▶ Exercise goal
The records follow. Retype them without a single change.

▶ Exercise data

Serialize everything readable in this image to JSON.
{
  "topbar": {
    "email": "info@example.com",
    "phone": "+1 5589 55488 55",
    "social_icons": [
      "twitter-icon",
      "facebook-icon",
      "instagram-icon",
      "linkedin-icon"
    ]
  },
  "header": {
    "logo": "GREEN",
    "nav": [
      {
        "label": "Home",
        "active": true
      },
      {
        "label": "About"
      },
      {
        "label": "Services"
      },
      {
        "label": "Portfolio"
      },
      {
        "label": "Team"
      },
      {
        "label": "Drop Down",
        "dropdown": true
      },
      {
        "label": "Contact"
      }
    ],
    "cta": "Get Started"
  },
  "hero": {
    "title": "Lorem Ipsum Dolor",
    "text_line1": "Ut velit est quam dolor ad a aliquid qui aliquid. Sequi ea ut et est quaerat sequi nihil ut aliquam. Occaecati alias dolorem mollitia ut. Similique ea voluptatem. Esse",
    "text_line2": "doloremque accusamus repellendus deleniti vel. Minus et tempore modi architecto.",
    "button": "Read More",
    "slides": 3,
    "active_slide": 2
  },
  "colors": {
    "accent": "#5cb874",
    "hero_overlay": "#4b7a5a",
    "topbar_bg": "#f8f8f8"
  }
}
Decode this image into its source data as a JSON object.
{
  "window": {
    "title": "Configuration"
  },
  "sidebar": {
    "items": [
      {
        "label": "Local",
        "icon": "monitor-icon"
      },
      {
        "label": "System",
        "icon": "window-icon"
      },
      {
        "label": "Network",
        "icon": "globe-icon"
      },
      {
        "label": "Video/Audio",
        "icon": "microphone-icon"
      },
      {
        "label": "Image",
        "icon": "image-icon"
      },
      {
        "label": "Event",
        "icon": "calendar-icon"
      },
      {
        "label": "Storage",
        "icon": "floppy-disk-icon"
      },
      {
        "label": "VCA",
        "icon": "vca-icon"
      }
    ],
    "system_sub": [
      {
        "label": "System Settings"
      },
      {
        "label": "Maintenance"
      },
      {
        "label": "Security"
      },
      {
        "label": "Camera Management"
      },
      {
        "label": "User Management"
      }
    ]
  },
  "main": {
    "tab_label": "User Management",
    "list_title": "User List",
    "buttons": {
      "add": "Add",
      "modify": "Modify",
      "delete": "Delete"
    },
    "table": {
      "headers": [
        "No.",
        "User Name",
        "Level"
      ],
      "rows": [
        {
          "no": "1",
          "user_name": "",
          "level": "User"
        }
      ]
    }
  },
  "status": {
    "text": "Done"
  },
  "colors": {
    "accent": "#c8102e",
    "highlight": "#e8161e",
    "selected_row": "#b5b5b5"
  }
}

▶ Written response
Serialize everything readable in this image to JSON.
{
  "topbar": {
    "email": "info@example.com",
    "phone": "+1 5589 55488 55",
    "social_icons": [
      "twitter-icon",
      "facebook-icon",
      "instagram-icon",
      "linkedin-icon"
    ]
  },
  "header": {
    "logo": "GREEN",
    "nav": [
      {
        "label": "Home",
        "active": true
      },
      {
        "label": "About"
      },
      {
        "label": "Services"
      },
      {
        "label": "Portfolio"
      },
      {
        "label": "Team"
      },
      {
        "label": "Drop Down",
        "dropdown": true
      },
      {
        "label": "Contact"
      }
    ],
    "cta": "Get Started"
  },
  "hero": {
    "title": "Lorem Ipsum Dolor",
    "text_line1": "Ut velit est quam dolor ad a aliquid qui aliquid. Sequi ea ut et est quaerat sequi nihil ut aliquam. Occaecati alias dolorem mollitia ut. Similique ea voluptatem. Esse",
    "text_line2": "doloremque accusamus repellendus deleniti vel. Minus et tempore modi architecto.",
    "button": "Read More",
    "slides": 3,
    "active_slide": 2
  },
  "colors": {
    "accent": "#5cb874",
    "hero_overlay": "#4b7a5a",
    "topbar_bg": "#f8f8f8"
  }
}
Decode this image into its source data as a JSON object.
{
  "window": {
    "title": "Configuration"
  },
  "sidebar": {
    "items": [
      {
        "label": "Local",
        "icon": "monitor-icon"
      },
      {
        "label": "System",
        "icon": "window-icon"
      },
      {
        "label": "Network",
        "icon": "globe-icon"
      },
      {
        "label": "Video/Audio",
        "icon": "microphone-icon"
      },
      {
        "label": "Image",
        "icon": "image-icon"
      },
      {
        "label": "Event",
        "icon": "calendar-icon"
      },
      {
        "label": "Storage",
        "icon": "floppy-disk-icon"
      },
      {
        "label": "VCA",
        "icon": "vca-icon"
      }
    ],
    "system_sub": [
      {
        "label": "System Settings"
      },
      {
        "label": "Maintenance"
      },
      {
        "label": "Security"
      },
      {
        "label": "Camera Management"
      },
      {
        "label": "User Management"
      }
    ]
  },
  "main": {
    "tab_label": "User Management",
    "list_title": "User List",
    "buttons": {
      "add": "Add",
      "modify": "Modify",
      "delete": "Delete"
    },
    "table": {
      "headers": [
        "No.",
        "User Name",
        "Level"
      ],
      "rows": [
        {
          "no": "1",
          "user_name": "",
          "level": "User"
        }
      ]
    }
  },
  "status": {
    "text": "Done"
  },
  "colors": {
    "accent": "#c8102e",
    "highlight": "#e8161e",
    "selected_row": "#b5b5b5"
  }
}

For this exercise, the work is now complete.